Shares in crisis-hit autoparts maker Takata plunged again on Thursday, losing a quarter of their value and deepening the loss caused by fatal faults in their airbags.
The Tokyo-listed stock plummeted 25 percent to 889 yen ($7.32) at the close, after it tumbled more than 13 percent Wednesday to its lowest close this year.
The rout came after Honda dumped it as an airbag parts supplier and US safety regulators slapped it with a record fine over products that have been linked to at least eight deaths and scores of injuries globally.

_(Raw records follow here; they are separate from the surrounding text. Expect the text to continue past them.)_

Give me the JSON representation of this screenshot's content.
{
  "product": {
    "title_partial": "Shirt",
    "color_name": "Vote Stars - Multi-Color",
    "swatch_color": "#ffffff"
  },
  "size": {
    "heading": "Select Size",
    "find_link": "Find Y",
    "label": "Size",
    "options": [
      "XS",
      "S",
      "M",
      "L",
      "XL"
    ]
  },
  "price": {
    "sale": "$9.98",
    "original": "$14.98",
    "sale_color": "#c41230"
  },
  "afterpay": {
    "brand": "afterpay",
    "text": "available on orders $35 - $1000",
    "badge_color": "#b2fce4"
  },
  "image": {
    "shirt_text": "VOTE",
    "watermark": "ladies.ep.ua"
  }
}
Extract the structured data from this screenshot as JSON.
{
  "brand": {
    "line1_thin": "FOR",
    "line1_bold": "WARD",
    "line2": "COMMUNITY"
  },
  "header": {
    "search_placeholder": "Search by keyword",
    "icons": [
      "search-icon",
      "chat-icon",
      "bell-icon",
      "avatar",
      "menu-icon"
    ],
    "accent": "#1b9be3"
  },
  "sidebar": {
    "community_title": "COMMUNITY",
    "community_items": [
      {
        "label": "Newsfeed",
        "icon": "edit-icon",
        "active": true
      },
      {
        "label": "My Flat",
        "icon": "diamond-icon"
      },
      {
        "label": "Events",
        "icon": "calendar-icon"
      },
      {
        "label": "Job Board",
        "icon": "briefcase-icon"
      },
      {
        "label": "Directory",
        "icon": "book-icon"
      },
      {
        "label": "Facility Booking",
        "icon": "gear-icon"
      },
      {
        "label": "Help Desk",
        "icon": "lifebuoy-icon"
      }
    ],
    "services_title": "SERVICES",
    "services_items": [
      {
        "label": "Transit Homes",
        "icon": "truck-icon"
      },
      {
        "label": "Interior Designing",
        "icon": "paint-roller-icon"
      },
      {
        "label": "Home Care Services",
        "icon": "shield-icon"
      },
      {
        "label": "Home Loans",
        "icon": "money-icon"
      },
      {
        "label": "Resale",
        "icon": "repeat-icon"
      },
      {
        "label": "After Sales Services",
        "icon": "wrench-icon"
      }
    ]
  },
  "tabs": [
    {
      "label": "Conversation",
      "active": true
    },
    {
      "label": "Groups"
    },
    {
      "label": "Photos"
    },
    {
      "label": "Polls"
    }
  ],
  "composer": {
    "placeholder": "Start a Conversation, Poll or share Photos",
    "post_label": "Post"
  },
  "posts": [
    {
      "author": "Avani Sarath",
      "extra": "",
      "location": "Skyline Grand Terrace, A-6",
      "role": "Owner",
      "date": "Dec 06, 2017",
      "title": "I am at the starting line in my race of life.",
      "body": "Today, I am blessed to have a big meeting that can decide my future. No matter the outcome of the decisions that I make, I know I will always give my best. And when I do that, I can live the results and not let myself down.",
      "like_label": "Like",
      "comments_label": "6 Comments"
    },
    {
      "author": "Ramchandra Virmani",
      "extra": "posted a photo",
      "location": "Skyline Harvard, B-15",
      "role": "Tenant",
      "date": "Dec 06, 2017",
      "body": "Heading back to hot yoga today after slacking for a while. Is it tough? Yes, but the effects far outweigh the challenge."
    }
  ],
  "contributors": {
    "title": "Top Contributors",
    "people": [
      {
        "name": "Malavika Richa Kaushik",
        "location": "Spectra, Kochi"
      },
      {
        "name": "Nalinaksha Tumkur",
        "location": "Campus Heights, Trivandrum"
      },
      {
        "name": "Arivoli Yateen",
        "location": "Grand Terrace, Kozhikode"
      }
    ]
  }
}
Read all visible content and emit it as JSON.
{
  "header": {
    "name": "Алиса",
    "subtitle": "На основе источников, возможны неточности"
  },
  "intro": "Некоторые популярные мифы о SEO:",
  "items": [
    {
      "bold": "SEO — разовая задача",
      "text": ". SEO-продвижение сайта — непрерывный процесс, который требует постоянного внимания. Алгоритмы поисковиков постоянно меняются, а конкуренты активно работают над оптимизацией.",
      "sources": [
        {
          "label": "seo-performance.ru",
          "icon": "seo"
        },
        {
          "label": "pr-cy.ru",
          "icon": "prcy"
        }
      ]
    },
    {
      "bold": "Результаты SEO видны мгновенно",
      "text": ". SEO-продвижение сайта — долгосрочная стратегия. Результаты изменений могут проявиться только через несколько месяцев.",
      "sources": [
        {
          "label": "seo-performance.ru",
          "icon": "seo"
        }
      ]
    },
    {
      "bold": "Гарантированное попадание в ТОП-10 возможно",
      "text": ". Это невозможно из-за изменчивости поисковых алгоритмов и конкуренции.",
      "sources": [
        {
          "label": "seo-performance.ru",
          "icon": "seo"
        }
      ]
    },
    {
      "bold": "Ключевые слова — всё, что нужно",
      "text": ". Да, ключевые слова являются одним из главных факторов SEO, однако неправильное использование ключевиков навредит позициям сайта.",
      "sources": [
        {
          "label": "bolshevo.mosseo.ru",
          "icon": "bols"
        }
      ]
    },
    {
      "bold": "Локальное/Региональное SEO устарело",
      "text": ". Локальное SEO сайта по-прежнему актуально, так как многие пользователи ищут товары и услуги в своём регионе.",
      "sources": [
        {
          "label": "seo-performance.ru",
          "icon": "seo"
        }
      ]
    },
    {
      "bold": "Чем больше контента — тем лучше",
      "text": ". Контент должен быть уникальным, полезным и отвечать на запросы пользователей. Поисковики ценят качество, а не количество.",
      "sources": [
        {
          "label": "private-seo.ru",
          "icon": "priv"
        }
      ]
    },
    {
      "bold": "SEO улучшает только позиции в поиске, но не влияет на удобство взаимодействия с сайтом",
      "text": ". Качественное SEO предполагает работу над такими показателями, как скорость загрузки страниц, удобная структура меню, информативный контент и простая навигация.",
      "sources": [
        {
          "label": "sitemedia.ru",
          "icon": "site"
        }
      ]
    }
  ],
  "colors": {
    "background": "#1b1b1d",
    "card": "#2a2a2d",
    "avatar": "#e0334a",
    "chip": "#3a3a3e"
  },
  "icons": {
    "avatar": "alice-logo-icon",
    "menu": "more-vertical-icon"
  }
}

Takata's airbag defect -- thought to be associated with a chemical propellant that helps inflate the devices -- can cause them to deploy with explosive force and send metal shrapnel hurtling toward drivers and passengers, killing some and leaving others with grisly injuries.
Some 50 million vehicles worldwide have been recalled over the problem.
Accusing the company of dodging the issue for years, US safety authorities on Tuesday announced up to $200 million in penalties while Honda said it would stop using Takata airbag inflators.
Top client Honda accounts for about 10 percent of Takata's global sales, which were about $5.3 billion in the last fiscal year.
"If it was only about paying the fine, that would be the end of it. But after Honda ditched it, the crisis now threatens Takata's mainstay business," said Nobuyuki Fujimoto, senior market analyst at SBI Securities.
"Honda probably decided to drop Takata after finding another airbag supplier. It's brutal (for Takata) but shares in Daicel are doing well today."
Daicel, an Osaka-based firm whose products include airbag inflators, jumped 6.27 percent to 1,727 yen ($14) by the break Thursday.
In response to the regulatory fine, Toyota said Wednesday it was monitoring the latest chapter in the crisis, while rival Nissan declined to comment on its future relationship with Takata, but added it was "disappointed with Takata concerning the findings about its conduct".
A day earlier, the US National Highway Traffic Safety Administration said the auto parts maker had evaded reporting requirements, including making "the conscious decision" not to report two incidents to the regulator, despite a mounting death toll linked to its airbags.
The agency said Takata showed a pattern of such behaviour dating back to 2009, both with the US government and with automakers who installed the airbags in their cars.
"For years, Takata has built and sold defective inflators. It refused to acknowledge that they were defective," said Transportation Secretary Anthony Foxx.
"Delay, misdirection, and refusal to acknowledge the truth allowed a serious problem to become a massive crisis."